The White Memorial Foundation land is a protected habitat for all sorts of wildlife. We saw birds, including a few hawks and beautiful red winged blackbirds. A duck, probably protecting a nearby nest, let me get pretty close without flinching. I turned back, not wanting to upset him. There were turtles too, including one who seemed to be stretching out as if he were sunning himself on a Caribbean vacation.

After a mile or so (Kevin had a GPS receiver capable of plotting our course) we came to some beaver dams too high to paddle over. So, we just turned around and went back down river.

The river wasn’t crowded, but it wasn’t empty either. A while later we ran into an older husband and wife, and their dog Coco. The dog was sitting comfortably in a wicker basket lashed to the front of one of their kayaks. Coco started kayaking at 3 months and wouldn’t even think of staying on shore now.

My five hours of sleep and the gentle rocking of the kayak was starting to catch up with me. I asked if it would be OK for us to end it here – and we did.

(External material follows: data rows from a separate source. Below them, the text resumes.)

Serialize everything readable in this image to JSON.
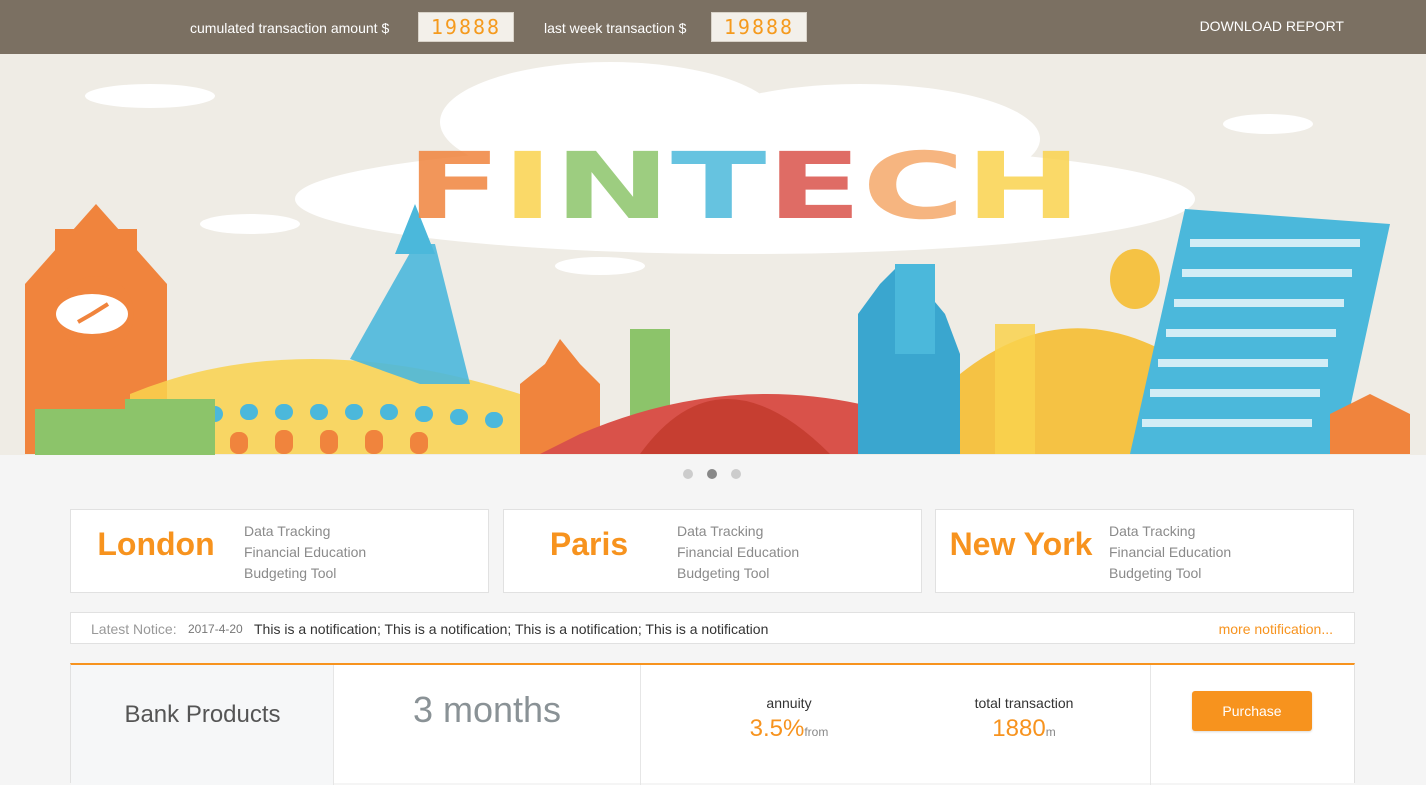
{
  "topbar": {
    "cumulated_label": "cumulated transaction amount $",
    "cumulated_value": "19888",
    "last_week_label": "last week transaction $",
    "last_week_value": "19888",
    "download_label": "DOWNLOAD REPORT"
  },
  "banner": {
    "title": "FINTECH",
    "title_colors": [
      "#f0843d",
      "#f9d24e",
      "#8cc46a",
      "#4bb8db",
      "#d9524a",
      "#f5a86a",
      "#f9d24e"
    ],
    "carousel_active": 2,
    "carousel_count": 3
  },
  "cities": [
    {
      "name": "London",
      "features": [
        "Data Tracking",
        "Financial Education",
        "Budgeting Tool"
      ]
    },
    {
      "name": "Paris",
      "features": [
        "Data Tracking",
        "Financial Education",
        "Budgeting Tool"
      ]
    },
    {
      "name": "New York",
      "features": [
        "Data Tracking",
        "Financial Education",
        "Budgeting Tool"
      ]
    }
  ],
  "notice": {
    "label": "Latest Notice:",
    "date": "2017-4-20",
    "text": "This is a notification; This is a notification; This is a notification; This is a notification",
    "more": "more notification..."
  },
  "product": {
    "name": "Bank Products",
    "term": "3 months",
    "annuity_label": "annuity",
    "annuity_value": "3.5%",
    "annuity_suffix": "from",
    "total_label": "total transaction",
    "total_value": "1880",
    "total_suffix": "m",
    "purchase_label": "Purchase"
  },
  "colors": {
    "accent": "#f7931e",
    "topbar": "#7b7062"
  }
}
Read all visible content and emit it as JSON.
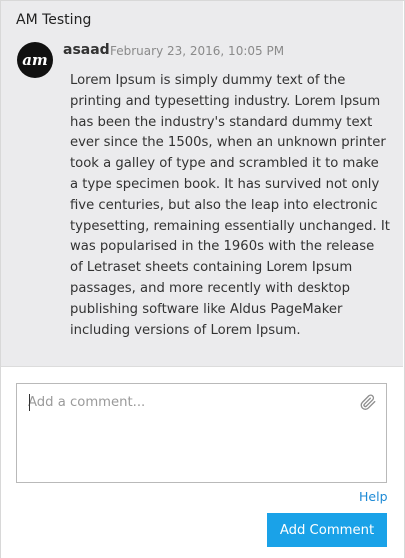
{
  "thread": {
    "title": "AM Testing"
  },
  "comment": {
    "avatar_icon": "am-logo-icon",
    "avatar_initials": "am",
    "author": "asaad",
    "timestamp": "February 23, 2016, 10:05 PM",
    "body": "Lorem Ipsum is simply dummy text of the printing and typesetting industry. Lorem Ipsum has been the industry's standard dummy text ever since the 1500s, when an unknown printer took a galley of type and scrambled it to make a type specimen book. It has survived not only five centuries, but also the leap into electronic typesetting, remaining essentially unchanged. It was popularised in the 1960s with the release of Letraset sheets containing Lorem Ipsum passages, and more recently with desktop publishing software like Aldus PageMaker including versions of Lorem Ipsum."
  },
  "composer": {
    "placeholder": "Add a comment...",
    "value": "",
    "attach_icon": "paperclip-icon",
    "help_label": "Help",
    "submit_label": "Add Comment"
  },
  "colors": {
    "thread_background": "#ebebed",
    "accent": "#1aa2e8",
    "link": "#1d8ad6"
  }
}
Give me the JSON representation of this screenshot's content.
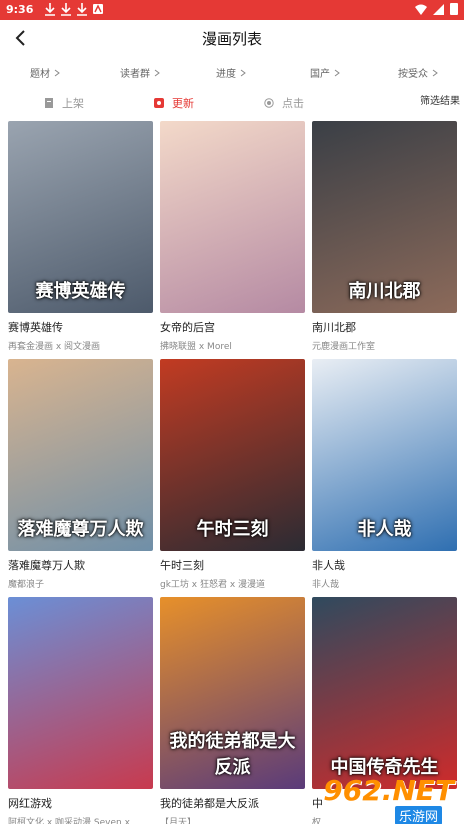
{
  "status": {
    "time": "9:36"
  },
  "header": {
    "title": "漫画列表"
  },
  "filters": [
    "题材",
    "读者群",
    "进度",
    "国产",
    "按受众"
  ],
  "sort": {
    "options": [
      "上架",
      "更新",
      "点击"
    ],
    "active_index": 1,
    "result_label": "筛选结果"
  },
  "accent_color": "#e53935",
  "comics": [
    {
      "name": "赛博英雄传",
      "author": "再套金漫画 x 阅文漫画",
      "cover_text": "赛博英雄传",
      "palette": [
        "#9aa4b0",
        "#4d5a6b"
      ]
    },
    {
      "name": "女帝的后宫",
      "author": "拂晓联盟 x Morel",
      "cover_text": "",
      "palette": [
        "#f3d9c9",
        "#b58aa3"
      ]
    },
    {
      "name": "南川北郡",
      "author": "元鹿漫画工作室",
      "cover_text": "南川北郡",
      "palette": [
        "#3a3f46",
        "#8c6a5a"
      ]
    },
    {
      "name": "落难魔尊万人欺",
      "author": "魔都浪子",
      "cover_text": "落难魔尊万人欺",
      "palette": [
        "#d9b48f",
        "#6f8fa8"
      ]
    },
    {
      "name": "午时三刻",
      "author": "gk工坊 x 狂怒君 x 漫漫道",
      "cover_text": "午时三刻",
      "palette": [
        "#c23b22",
        "#2b2b33"
      ]
    },
    {
      "name": "非人哉",
      "author": "非人哉",
      "cover_text": "非人哉",
      "palette": [
        "#e9eef4",
        "#2f6fb1"
      ]
    },
    {
      "name": "网红游戏",
      "author": "阿柯文化 x 咖采动漫 Seven x",
      "cover_text": "",
      "palette": [
        "#6b8fd6",
        "#c83a4e"
      ]
    },
    {
      "name": "我的徒弟都是大反派",
      "author": "【月天】",
      "cover_text": "我的徒弟都是大反派",
      "palette": [
        "#e7902a",
        "#5a3b7a"
      ]
    },
    {
      "name": "中",
      "author": "权",
      "cover_text": "中国传奇先生",
      "palette": [
        "#2f4a5e",
        "#cf2b2b"
      ]
    }
  ],
  "watermark": {
    "top": "962.NET",
    "bottom": "乐游网"
  }
}
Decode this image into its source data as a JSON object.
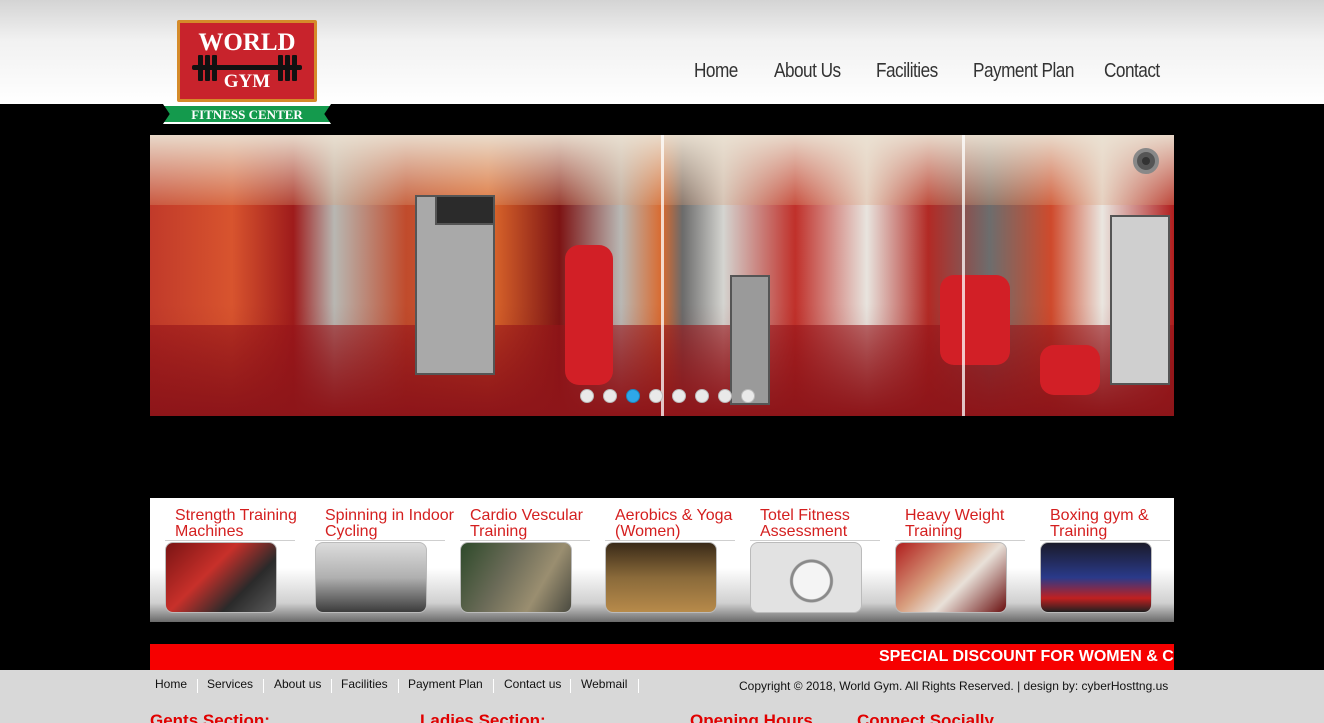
{
  "brand": {
    "logo_line1": "WORLD",
    "logo_line2": "GYM",
    "logo_ribbon": "FITNESS CENTER",
    "colors": {
      "logo_red": "#c8232c",
      "ribbon_green": "#149a4d",
      "accent_red": "#f60000"
    }
  },
  "nav": {
    "items": [
      {
        "label": "Home"
      },
      {
        "label": "About Us"
      },
      {
        "label": "Facilities"
      },
      {
        "label": "Payment Plan"
      },
      {
        "label": "Contact"
      }
    ]
  },
  "slider": {
    "dot_count": 8,
    "active_index": 2,
    "pause_icon": "pause-icon"
  },
  "services": [
    {
      "title": "Strength Training Machines",
      "icon": "strength-training-photo"
    },
    {
      "title": "Spinning in Indoor Cycling",
      "icon": "indoor-cycling-photo"
    },
    {
      "title": "Cardio Vescular Training",
      "icon": "treadmill-photo"
    },
    {
      "title": "Aerobics & Yoga (Women)",
      "icon": "aerobics-photo"
    },
    {
      "title": "Totel Fitness Assessment",
      "icon": "scale-photo"
    },
    {
      "title": "Heavy Weight Training",
      "icon": "weight-training-photo"
    },
    {
      "title": "Boxing gym & Training",
      "icon": "boxing-photo"
    }
  ],
  "ticker": {
    "text": "SPECIAL DISCOUNT FOR WOMEN & C"
  },
  "footer": {
    "nav": [
      {
        "label": "Home"
      },
      {
        "label": "Services"
      },
      {
        "label": "About us"
      },
      {
        "label": "Facilities"
      },
      {
        "label": "Payment Plan"
      },
      {
        "label": "Contact us"
      },
      {
        "label": "Webmail"
      }
    ],
    "copyright": "Copyright © 2018, World Gym. All Rights Reserved. | design by: cyberHosttng.us",
    "sections": [
      {
        "heading": "Gents Section:"
      },
      {
        "heading": "Ladies Section:"
      },
      {
        "heading": "Opening Hours"
      },
      {
        "heading": "Connect Socially"
      }
    ]
  }
}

I hadn’t flipped the kayak. I hadn’t really gotten sick. I hadn’t put anyone else in mortal danger by doing something stupid. The trip was a success.

I’m hoping to go with Kevin again. Next time, with a little Dramamine, I’d like to try the Thimble Islands, off the Branford coast, in Long Island Sound.